The television ads show happy married people knocking items off their bucket lists, but the reality is many couples are going their separate ways instead of spending their retirement years together.
Baby boomers, the largest single post-war generation, are splitting up just as they hit retirement age, with divorce stats spiking among Canadians aged 55 and older. It stands in stark contrast to overall divorce rates, which have been declining since the 1980s.
The trend has even spawned the term “grey divorce.”
“I’m seeing a huge trend in grey divorces,” says Lisa Gelman, whose Toronto-based law firm Gelman & Associates specializes in divorce.
According to Statistics Canada, in 2008 there were a combined 3,723 divorces among couples with at least one spouse aged 65 or older. Among the biggest reasons for the splits: falling out of love and differing retirement visions. “When the kids are out and flying on their own, that’s when people start realizing, ‘Wow, we have nothing to talk about,’” says Gelman.
A divorce later in life can be financially devastating for many, insists Gelman, who added it’s never the “clean break” some couples anticipate. “It’s very sad,” she confesses. “What we often see is people will come in, number crunch in situations like this and say, ‘OK, I’m not leaving.’”
A common misconception is you get to keep what you came into the relationship with. So if you had a million dollars in savings prior to getting married, many clients think that’s theirs when they leave, says Gelman.
All assets, even the ones you amassed prior to marriage, are equally shared upon termination. And if one spouse had a business before getting married, which grew even bigger during the marriage, then earnings from that would also be shared. “The longer you’re married, the more you accumulate and the more is on the line,” adds Gelman. “You can think ‘I’m going to break up and it’s going to be a clean break,’ but really you’re destined to be financially supporting the other person for a long time.”
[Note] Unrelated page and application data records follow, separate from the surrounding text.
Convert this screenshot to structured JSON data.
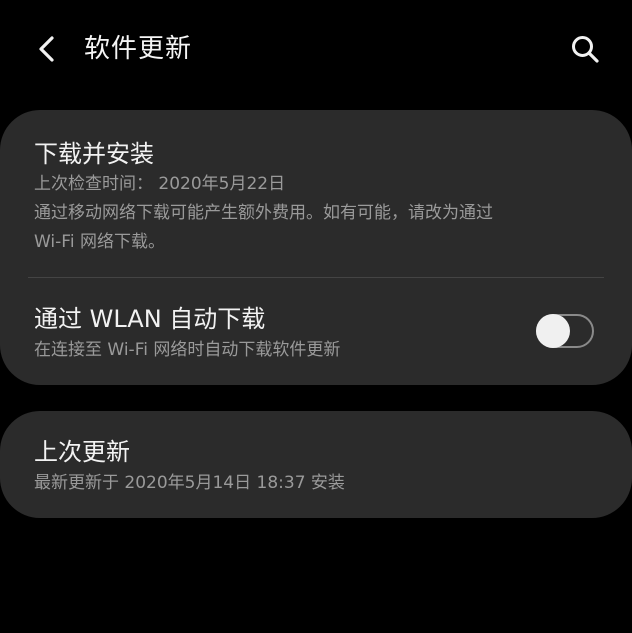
{
  "header": {
    "title": "软件更新",
    "back_icon": "back-arrow-icon",
    "search_icon": "search-icon"
  },
  "download_install": {
    "title": "下载并安装",
    "last_checked": "上次检查时间： 2020年5月22日",
    "note_line1": "通过移动网络下载可能产生额外费用。如有可能，请改为通过",
    "note_line2": "Wi-Fi 网络下载。"
  },
  "auto_download": {
    "title": "通过 WLAN 自动下载",
    "description": "在连接至 Wi-Fi 网络时自动下载软件更新",
    "toggle_on": false
  },
  "last_update": {
    "title": "上次更新",
    "description": "最新更新于 2020年5月14日 18:37 安装"
  },
  "colors": {
    "background": "#000000",
    "card": "#2b2b2b",
    "primary_text": "#f2f2f2",
    "secondary_text": "#9a9a9a"
  }
}
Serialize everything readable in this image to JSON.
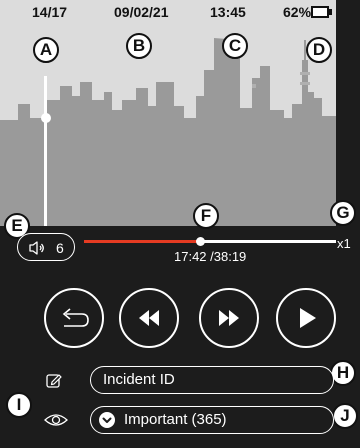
{
  "status": {
    "counter": "14/17",
    "date": "09/02/21",
    "time": "13:45",
    "battery": "62%",
    "battery_level": 0.62
  },
  "callouts": [
    "A",
    "B",
    "C",
    "D",
    "E",
    "F",
    "G",
    "H",
    "I",
    "J"
  ],
  "icons": {
    "volume": "speaker-icon",
    "back": "return-arrow-icon",
    "rewind": "rewind-icon",
    "fast_forward": "fast-forward-icon",
    "play": "play-icon",
    "edit": "pencil-square-icon",
    "visibility": "eye-icon",
    "filter_toggle": "chevron-down-icon"
  },
  "playback": {
    "volume": "6",
    "time": "17:42 /38:19",
    "progress": 0.46,
    "speed": "x1"
  },
  "vertical_slider": {
    "level": 0.75
  },
  "fields": {
    "incident_placeholder": "Incident ID",
    "filter_value": "Important (365)"
  },
  "colors": {
    "background": "#1c1c1c",
    "video_bg": "#dcdcdc",
    "skyline": "#9a9a9a",
    "progress": "#e53b22",
    "foreground": "#ffffff"
  }
}
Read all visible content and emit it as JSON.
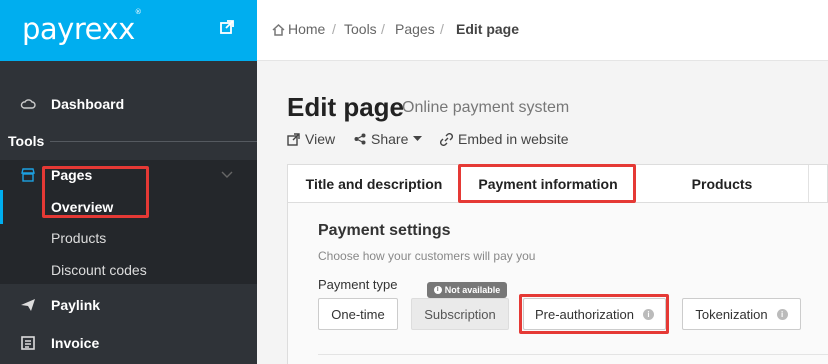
{
  "brand": {
    "logo_text": "payrexx",
    "logo_mark": "®",
    "color": "#00aeef"
  },
  "sidebar": {
    "dashboard_label": "Dashboard",
    "section_label": "Tools",
    "pages_label": "Pages",
    "sub_items": [
      "Overview",
      "Products",
      "Discount codes"
    ],
    "paylink_label": "Paylink",
    "invoice_label": "Invoice"
  },
  "breadcrumb": {
    "home": "Home",
    "tools": "Tools",
    "pages": "Pages",
    "current": "Edit page",
    "separator": "/"
  },
  "header": {
    "title": "Edit page",
    "subtitle": "Online payment system"
  },
  "actions": {
    "view": "View",
    "share": "Share",
    "embed": "Embed in website"
  },
  "tabs": [
    "Title and description",
    "Payment information",
    "Products"
  ],
  "payment": {
    "title": "Payment settings",
    "help": "Choose how your customers will pay you",
    "type_label": "Payment type",
    "badge": "Not available",
    "options": [
      "One-time",
      "Subscription",
      "Pre-authorization",
      "Tokenization"
    ]
  },
  "colors": {
    "sidebar": "#2f3338",
    "highlight": "#e53935"
  }
}
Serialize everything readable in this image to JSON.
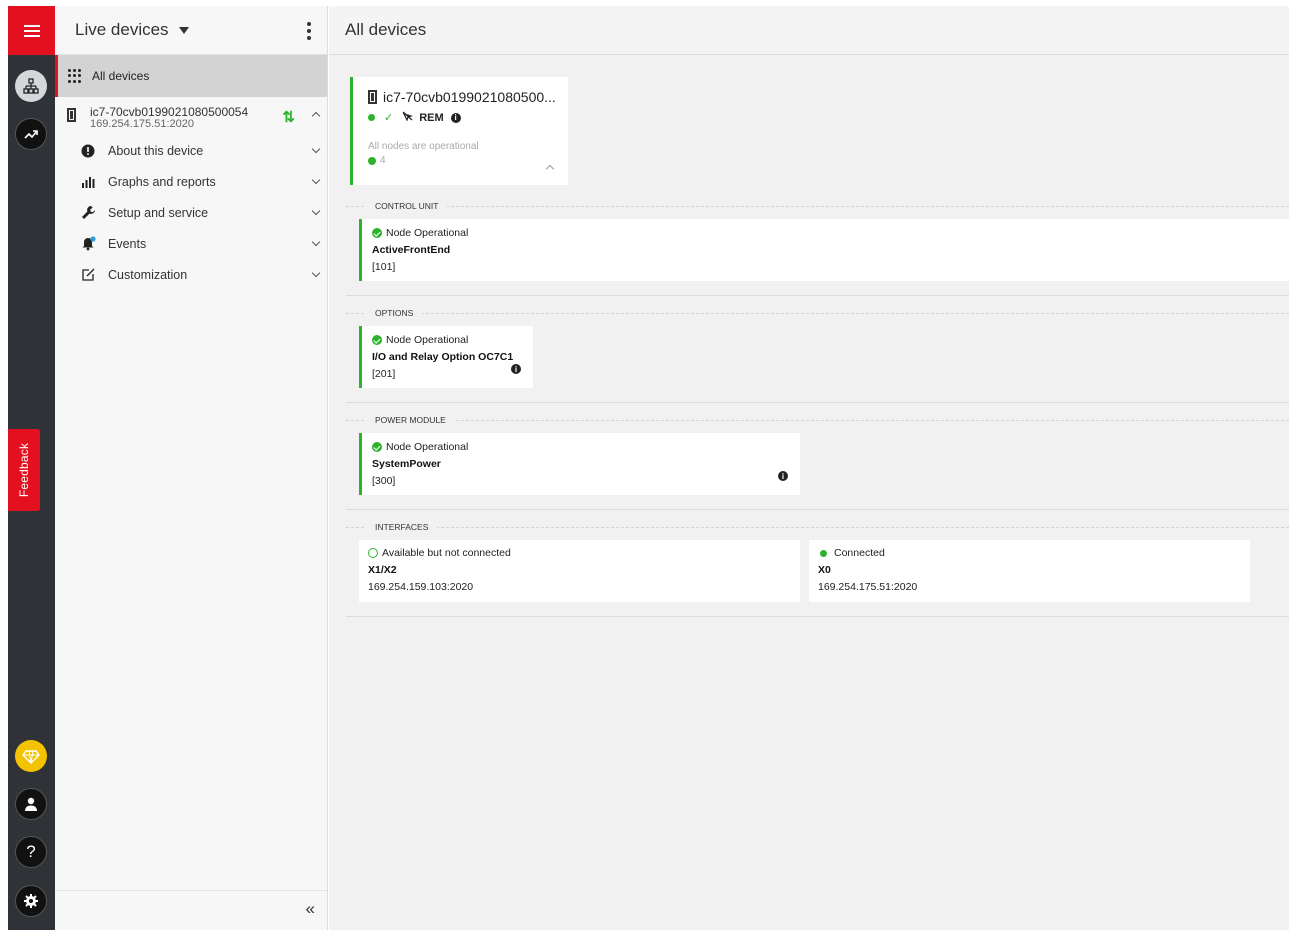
{
  "rail": {
    "menu_icon": "hamburger-icon",
    "feedback_label": "Feedback",
    "items": [
      "network-icon",
      "trend-icon",
      "premium-icon",
      "user-icon",
      "help-icon",
      "settings-icon"
    ]
  },
  "side": {
    "title": "Live devices",
    "all_devices_label": "All devices",
    "device": {
      "name": "ic7-70cvb0199021080500054",
      "ip": "169.254.175.51:2020"
    },
    "nav": [
      {
        "label": "About this device",
        "icon": "info-icon"
      },
      {
        "label": "Graphs and reports",
        "icon": "bar-chart-icon"
      },
      {
        "label": "Setup and service",
        "icon": "wrench-icon"
      },
      {
        "label": "Events",
        "icon": "bell-icon"
      },
      {
        "label": "Customization",
        "icon": "edit-icon"
      }
    ],
    "collapse": "«"
  },
  "main": {
    "title": "All devices",
    "summary": {
      "name": "ic7-70cvb0199021080500...",
      "mode": "REM",
      "description": "All nodes are operational",
      "count": "4"
    },
    "sections": {
      "control_unit": {
        "title": "CONTROL UNIT",
        "status": "Node Operational",
        "name": "ActiveFrontEnd",
        "id": "[101]"
      },
      "options": {
        "title": "OPTIONS",
        "status": "Node Operational",
        "name": "I/O and Relay Option OC7C1",
        "id": "[201]"
      },
      "power_module": {
        "title": "POWER MODULE",
        "status": "Node Operational",
        "name": "SystemPower",
        "id": "[300]"
      },
      "interfaces": {
        "title": "INTERFACES",
        "items": [
          {
            "status": "Available but not connected",
            "name": "X1/X2",
            "address": "169.254.159.103:2020"
          },
          {
            "status": "Connected",
            "name": "X0",
            "address": "169.254.175.51:2020"
          }
        ]
      }
    }
  },
  "colors": {
    "brand_red": "#e3101f",
    "ok_green": "#2eb22e",
    "rail_dark": "#2f3338",
    "premium_yellow": "#f3c200"
  }
}
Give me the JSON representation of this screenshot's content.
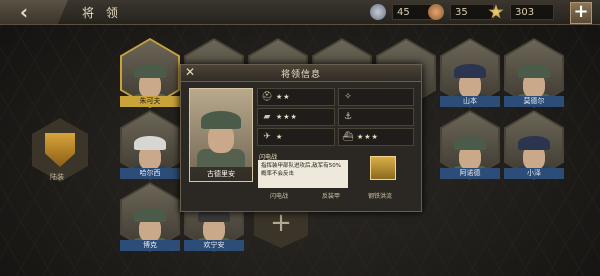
{
  "header": {
    "back_icon": "back-arrow-icon",
    "title": "将 领",
    "resources": [
      {
        "icon": "silver-medal-icon",
        "value": "45",
        "color": "#8b97a6"
      },
      {
        "icon": "bronze-medal-icon",
        "value": "35",
        "color": "#b98350"
      },
      {
        "icon": "star-badge-icon",
        "value": "303",
        "color": "#d9b048"
      }
    ],
    "add_icon": "plus-icon"
  },
  "generals_top": [
    {
      "name": "朱可夫",
      "tag": "yellow"
    },
    {
      "name": "",
      "tag": ""
    },
    {
      "name": "",
      "tag": ""
    },
    {
      "name": "",
      "tag": ""
    },
    {
      "name": "",
      "tag": ""
    },
    {
      "name": "山本",
      "tag": "blue"
    },
    {
      "name": "莫德尔",
      "tag": "blue"
    }
  ],
  "generals_mid": [
    {
      "name": "哈尔西",
      "tag": "blue"
    },
    {
      "name": "阿诺德",
      "tag": "blue"
    },
    {
      "name": "小泽",
      "tag": "blue"
    }
  ],
  "generals_bottom": [
    {
      "name": "博克",
      "tag": "blue"
    },
    {
      "name": "欢宁安",
      "tag": "blue"
    }
  ],
  "left_panel": {
    "label": "陆装",
    "icon": "shield-icon"
  },
  "modal": {
    "title": "将领信息",
    "close_icon": "close-icon",
    "general_name": "古德里安",
    "stats": [
      {
        "icon": "infantry-icon",
        "glyph": "⛑",
        "stars": "★★"
      },
      {
        "icon": "artillery-icon",
        "glyph": "✧",
        "stars": ""
      },
      {
        "icon": "tank-icon",
        "glyph": "▰",
        "stars": "★★★"
      },
      {
        "icon": "navy-icon",
        "glyph": "⚓",
        "stars": ""
      },
      {
        "icon": "aircraft-icon",
        "glyph": "✈",
        "stars": "★"
      },
      {
        "icon": "ship-icon",
        "glyph": "⛴",
        "stars": "★★★"
      }
    ],
    "skill_name": "闪电战",
    "skill_desc": "指挥装甲部队进攻后,敌军有50%概率不会反击",
    "skills": [
      {
        "label": "闪电战",
        "icon": "blitz-skill-icon"
      },
      {
        "label": "反装甲",
        "icon": "antitank-skill-icon"
      },
      {
        "label": "钢铁洪流",
        "icon": "iron-torrent-skill-icon"
      }
    ]
  }
}
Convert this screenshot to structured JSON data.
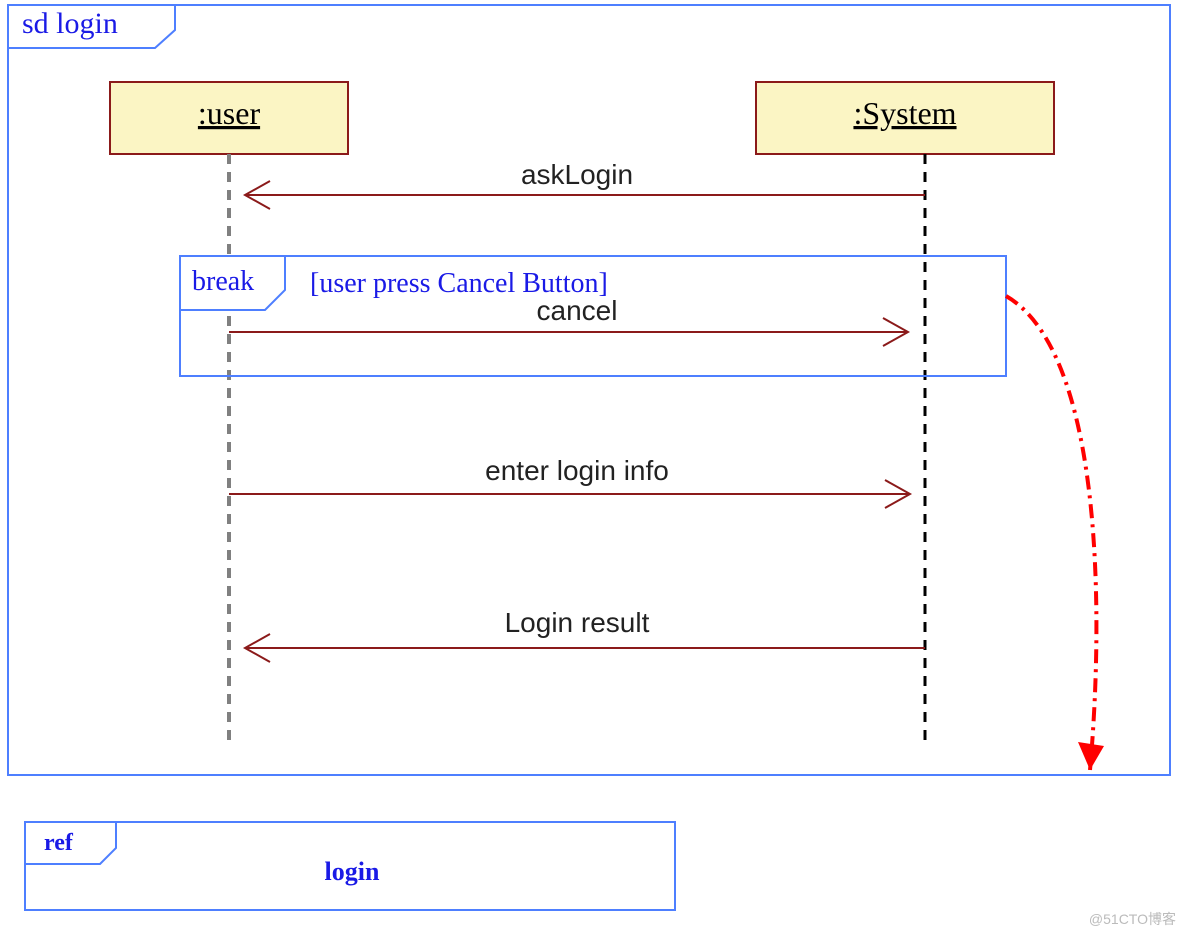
{
  "frame": {
    "title": "sd login"
  },
  "lifelines": {
    "user": {
      "label": ":user"
    },
    "system": {
      "label": ":System"
    }
  },
  "messages": {
    "askLogin": {
      "label": "askLogin"
    },
    "cancel": {
      "label": "cancel"
    },
    "enterLoginInfo": {
      "label": "enter login info"
    },
    "loginResult": {
      "label": "Login result"
    }
  },
  "fragment": {
    "operator": "break",
    "guard": "[user press Cancel Button]"
  },
  "ref": {
    "operator": "ref",
    "label": "login"
  },
  "watermark": "@51CTO博客",
  "colors": {
    "frameBorder": "#4e7fff",
    "lifelineFill": "#fbf5c4",
    "lifelineStroke": "#8b1a1a",
    "messageLine": "#8b1a1a",
    "userLifelineDash": "#808080",
    "systemLifelineDash": "#000000",
    "breakArrow": "#ff0000"
  }
}
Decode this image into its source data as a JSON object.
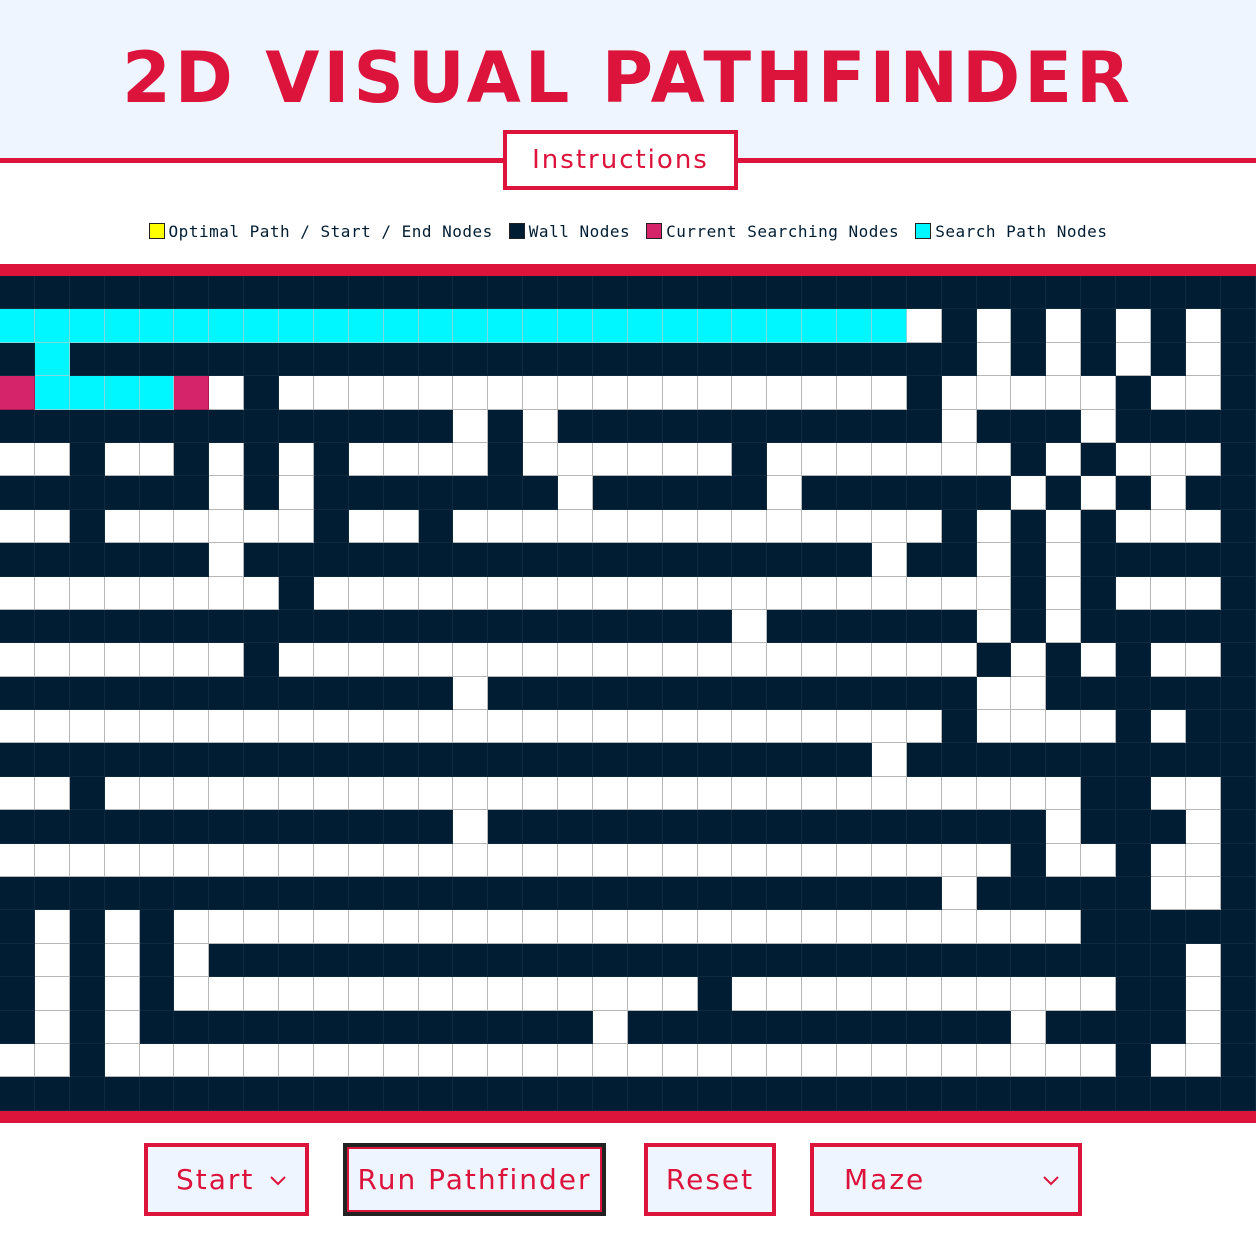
{
  "header": {
    "title": "2D VISUAL PATHFINDER",
    "instructions_label": "Instructions"
  },
  "legend": [
    {
      "label": "Optimal Path / Start / End Nodes",
      "color": "#ffff00"
    },
    {
      "label": "Wall Nodes",
      "color": "#001d33"
    },
    {
      "label": "Current Searching Nodes",
      "color": "#d6246a"
    },
    {
      "label": "Search Path Nodes",
      "color": "#00f7ff"
    }
  ],
  "colors": {
    "accent": "#dc143c",
    "wall": "#001d33",
    "open": "#ffffff",
    "search": "#00f7ff",
    "current": "#d6246a",
    "optimal": "#ffff00"
  },
  "maze": {
    "legend_key": "w = wall, o = open, s = search path node, c = current searching node",
    "rows": [
      "wwwwwwwwwwwwwwwwwwwwwwwwwwwwwwwwwwww",
      "ssssssssssssssssssssssssssowowowowow",
      "wswwwwwwwwwwwwwwwwwwwwwwwwwwowowowow",
      "csssscowoooooooooooooooooowooooowoo",
      "wwwwwwwwwwwwwowowwwwwwwwwwwowwwowwww",
      "oowoowowowoooowoooooowooooooowowooo",
      "wwwwwwowowwwwwwwowwwwwowwwwwwowowow",
      "oowoooooowoowoooooooooooooowowowooo",
      "wwwwwwowwwwwwwwwwwwwwwwwwowwowowwww",
      "oooooooowoooooooooooooooooooowowooo",
      "wwwwwwwwwwwwwwwwwwwwwowwwwwwowowwww",
      "ooooooowoooooooooooooooooooowowowoo",
      "wwwwwwwwwwwwwowwwwwwwwwwwwwwoowwwww",
      "ooooooooooooooooooooooooooowoooowow",
      "wwwwwwwwwwwwwwwwwwwwwwwwwowwwwwwwww",
      "oowoooooooooooooooooooooooooooowwoo",
      "wwwwwwwwwwwwwowwwwwwwwwwwwwwwwowwwo",
      "ooooooooooooooooooooooooooooowoowoo",
      "wwwwwwwwwwwwwwwwwwwwwwwwwwwowwwwwoo",
      "wowowoooooooooooooooooooooooooowwww",
      "wowowowwwwwwwwwwwwwwwwwwwwwwwwwwwwo",
      "wowowooooooooooooooowooooooooooowwo",
      "wowowwwwwwwwwwwwwowwwwwwwwwwwowwwwo",
      "oowooooooooooooooooooooooooooooowoo",
      "wwwwwwwwwwwwwwwwwwwwwwwwwwwwwwwwwww"
    ]
  },
  "controls": {
    "start_select": "Start",
    "run_button": "Run Pathfinder",
    "reset_button": "Reset",
    "maze_select": "Maze"
  }
}
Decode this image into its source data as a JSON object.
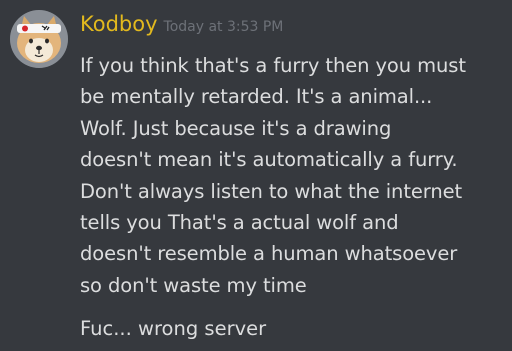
{
  "message": {
    "author": "Kodboy",
    "timestamp": "Today at 3:53 PM",
    "author_color": "#e2b91e",
    "avatar_icon": "shiba-dog-headband-avatar",
    "body_lines": [
      "If you think that's a furry then you must",
      "be mentally retarded. It's a animal...",
      "Wolf. Just because it's a drawing",
      "doesn't mean it's automatically a furry.",
      "Don't always listen to what the internet",
      "tells you That's a actual wolf and",
      "doesn't resemble a human whatsoever",
      "so don't waste my time"
    ],
    "followup": "Fuc... wrong server"
  }
}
Businesses, pensions, RRSPs, and other forms of savings and property, such as homes, cars, and cottages, are all on the table and divorce settlements can often turn bitter.
Women also tend to bring fewer assets into a marriage and often leave with less than their male spouse. Some may also have been out of the workforce, raising children, and will need to find a job, says Gelman. In addition, spouses, who have been dependent on their partner’s medical and life insurance plans, will need to get their own coverage.
The couple may also be empty nesters, but still be financially supporting adult children, who are facing a challenging job market.
With all this in the mix, it’s important to have legal counsel that’s knowledgeable and empathetic, says Gelman.
“We play therapist a lot,” she adds. “Our job is not to fuel this fire. You have to be so careful how you put things in letters to the clients.”
If you find yourself divorcing your spouse later in life, or in retirement, you need to compile a comprehensive overview of your financial situation. Here are some things to consider in regards to your finances:
Record your finances. Collect details about all your personal financial information: tax returns; pay stubs; benefit and pension statements; insurance policies; and savings (RRSPs / RRIFs, RESPs, and tax free savings accounts). Also include any real estate holdings such as a family home, cottage, or rental income properties. Keep track of property tax and assessment statements, utility bills, and all other receipts for repairs and general maintenance. Other property such as cars, boats and any other vehicles should be logged. If you own a business, keep a record of revenues.
- Liabilities. Keep track of any outstanding loans, including mortgages, vehicle, and personal credit cards and lines of credit. Also include any commercial debts.
- Update your insurance policies. You will likely want to remove your spouse as a beneficiary on your insurance policies and pension / investment accounts.
- Update your will. After a big change like a divorce you will likely need to alter, or update, your will to make sure it addresses your new circumstances. Consult a lawyer to help see that your will is updated properly and expresses your exact intentions and wishes.
"Grey Divorces" in Canada: Some Practical Aspects